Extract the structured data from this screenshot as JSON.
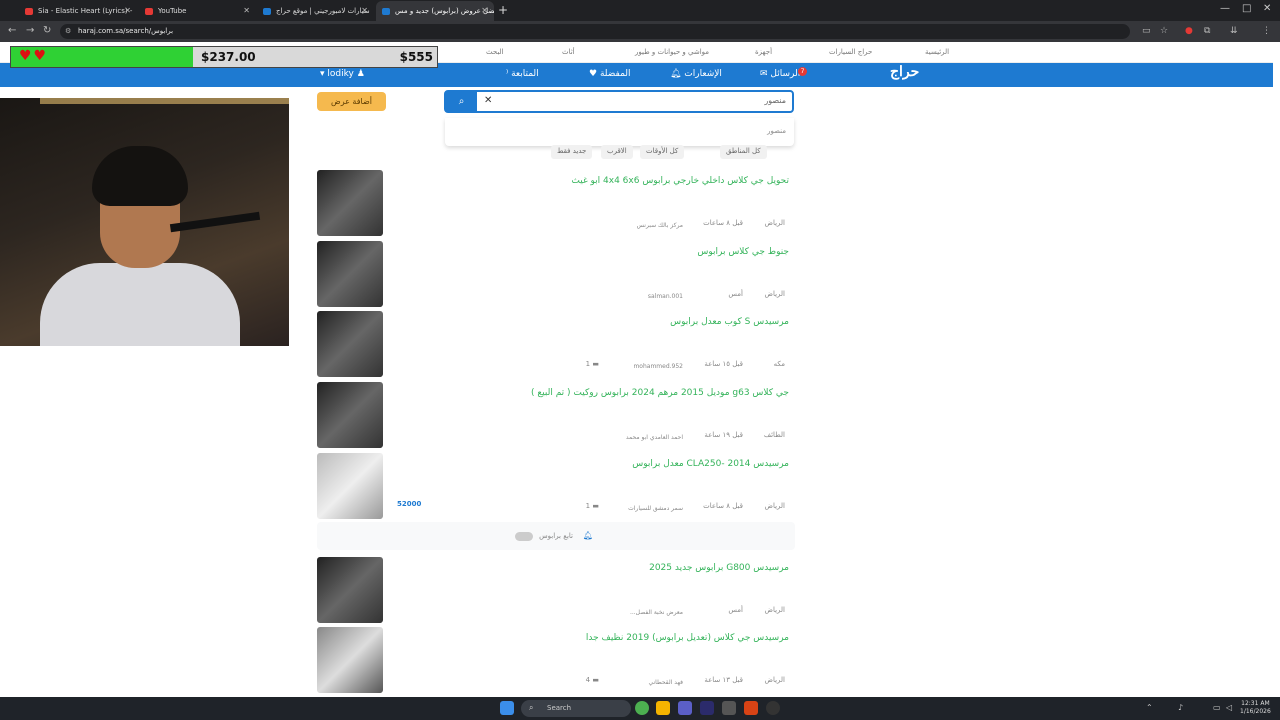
{
  "tabs": [
    {
      "label": "Sia - Elastic Heart (Lyrics) - ",
      "color": "#e53935",
      "active": false
    },
    {
      "label": "YouTube",
      "color": "#e53935",
      "active": false
    },
    {
      "label": "سيارات لامبورجيني | موقع حراج",
      "color": "#1e7ad1",
      "active": false
    },
    {
      "label": "افضل عروض (برابوس) جديد و مس",
      "color": "#1e7ad1",
      "active": true
    }
  ],
  "url": "haraj.com.sa/search/برابوس",
  "topnav": [
    "الرئيسية",
    "حراج السيارات",
    "أجهزة",
    "مواشي و حيوانات و طيور",
    "أثاث",
    "البحث"
  ],
  "bluenav": {
    "logo": "حراج",
    "messages": "الرسائل",
    "messages_badge": "7",
    "notifications": "الإشعارات",
    "favorites": "المفضلة",
    "following": "المتابعة",
    "user": "lodiky"
  },
  "overlay": {
    "amount_current": "$237.00",
    "amount_goal": "$555",
    "progress": 0.427
  },
  "add_offer": "أضافة عرض",
  "search": {
    "value": "منصور",
    "suggestion": "منصور"
  },
  "filters": [
    "كل المناطق",
    "كل الأوقات",
    "الاقرب",
    "جديد فقط"
  ],
  "listings": [
    {
      "title": "تحويل جي كلاس داخلي خارجي برابوس 4x4 6x6 ابو غيث",
      "city": "الرياض",
      "time": "قبل ٨ ساعات",
      "user": "مركز بالك سبرنس",
      "count": "",
      "price": ""
    },
    {
      "title": "جنوط جي كلاس برابوس",
      "city": "الرياض",
      "time": "أمس",
      "user": "salman.001",
      "count": "",
      "price": ""
    },
    {
      "title": "مرسيدس S كوب معدل برابوس",
      "city": "مكه",
      "time": "قبل ١٥ ساعة",
      "user": "mohammed.952",
      "count": "1",
      "price": ""
    },
    {
      "title": "جي كلاس g63 موديل 2015 مرهم 2024 برابوس روكيت ( تم البيع )",
      "city": "الطائف",
      "time": "قبل ١٩ ساعة",
      "user": "احمد العامدي ابو محمد",
      "count": "",
      "price": ""
    },
    {
      "title": "مرسيدس 2014 -CLA250 معدل برابوس",
      "city": "الرياض",
      "time": "قبل ٨ ساعات",
      "user": "سمر دمشق للسيارات",
      "count": "1",
      "price": "52000"
    },
    {
      "title": "مرسيدس G800 برابوس جديد 2025",
      "city": "الرياض",
      "time": "أمس",
      "user": "معرض نخبة الفصل...",
      "count": "",
      "price": ""
    },
    {
      "title": "مرسيدس جي كلاس (تعديل برابوس) 2019 نظيف جدا",
      "city": "الرياض",
      "time": "قبل ١٣ ساعة",
      "user": "فهد القحطاني",
      "count": "4",
      "price": ""
    }
  ],
  "follow_label": "تابع برابوس",
  "taskbar": {
    "search": "Search",
    "time": "12:31 AM",
    "date": "1/16/2026"
  }
}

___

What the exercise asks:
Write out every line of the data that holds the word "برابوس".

Task output:
      "label": "افضل عروض (برابوس) جديد و مس",
  "url": "haraj.com.sa/search/برابوس",
      "title": "تحويل جي كلاس داخلي خارجي برابوس 4x4 6x6 ابو غيث",
      "title": "جنوط جي كلاس برابوس",
      "title": "مرسيدس S كوب معدل برابوس",
      "title": "جي كلاس g63 موديل 2015 مرهم 2024 برابوس روكيت ( تم البيع )",
      "title": "مرسيدس 2014 -CLA250 معدل برابوس",
      "title": "مرسيدس G800 برابوس جديد 2025",
      "title": "مرسيدس جي كلاس (تعديل برابوس) 2019 نظيف جدا",
  "follow_label": "تابع برابوس",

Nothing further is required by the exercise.